> _WORK REQUIRED_
Pull every line containing the word "shrimp" from the records.

Dataset entries:
• • •
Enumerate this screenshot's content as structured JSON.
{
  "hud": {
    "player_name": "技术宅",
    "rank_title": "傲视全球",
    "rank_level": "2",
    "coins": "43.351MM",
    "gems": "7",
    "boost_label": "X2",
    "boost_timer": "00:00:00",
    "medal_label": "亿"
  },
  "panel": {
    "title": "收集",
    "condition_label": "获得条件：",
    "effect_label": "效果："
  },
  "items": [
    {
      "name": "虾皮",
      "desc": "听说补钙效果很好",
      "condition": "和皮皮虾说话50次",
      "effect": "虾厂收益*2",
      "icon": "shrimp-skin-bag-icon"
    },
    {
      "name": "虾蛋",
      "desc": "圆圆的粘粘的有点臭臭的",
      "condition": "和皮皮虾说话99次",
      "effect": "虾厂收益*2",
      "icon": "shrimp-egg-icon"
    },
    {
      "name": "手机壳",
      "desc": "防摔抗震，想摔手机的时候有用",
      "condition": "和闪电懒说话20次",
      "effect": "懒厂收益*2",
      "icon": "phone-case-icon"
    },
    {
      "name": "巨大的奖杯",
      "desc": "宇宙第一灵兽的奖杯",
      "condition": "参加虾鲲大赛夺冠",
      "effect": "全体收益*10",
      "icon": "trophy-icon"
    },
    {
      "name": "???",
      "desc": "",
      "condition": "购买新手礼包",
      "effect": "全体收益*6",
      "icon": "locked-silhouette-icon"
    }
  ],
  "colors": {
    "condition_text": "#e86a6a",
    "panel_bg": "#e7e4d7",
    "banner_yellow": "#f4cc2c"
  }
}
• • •
> _RESULT FOR THIS TASK_
      "icon": "shrimp-skin-bag-icon"
      "icon": "shrimp-egg-icon"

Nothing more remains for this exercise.